You know... You know what I've noticed? Nobody panics when things go "according to plan." Introduce a little anarchy. Upset the established order, and everything becomes chaos. I'm an agent of chaos. Oh, and you know the thing about chaos? It's fair! ~ The Joker, The Dark Knight

Whisenhunt does just that with the Cardinals.

By not playing Leinart much, by forcing Beanie Wells to fight for his carries, by only letting one of the young quarterbacks play and even by not naming a starting cornerback between Greg Toler and Trumaine McBride, he's upsetting the established order and creating chaos on the roster in the preseason.

That chaos causes players to fight for their position and livelihood, just like it caused people in the movie to do.

Whisenhunt doesn't want these players to be comfortable in their positions and wants them to feel a sense of urgency.
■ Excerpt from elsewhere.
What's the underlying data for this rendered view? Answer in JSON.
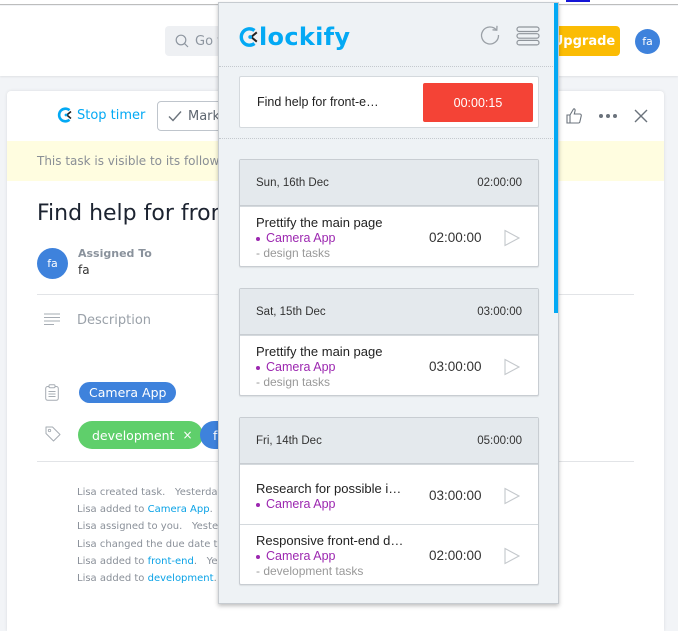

It's why Beanie Wells is battling Tim Hightower for the starting running back position and why he's expressing his desire for carries.

It's why even though Greg Toler has shown flashes of brilliance in practice that Trumaine McBride is still ahead of him on the depth chart.

It's why John Skelton and Max Hall didn't play in the same game and it's why Matt Leinart has been sitting on the sideline watching while Derek Anderson is given an extended opportunity to prove himself.

It's all about introducing a little anarchy to the process. In the end the best, hungriest player will wind up with the job and that is fair.

So while you're watching Ken Whisenhunt's team over the next few weeks just ask yourself  "Why so serious?", it's just preseason. 

The coach is just an agent of chaos it's all going according to plan, or lack there of.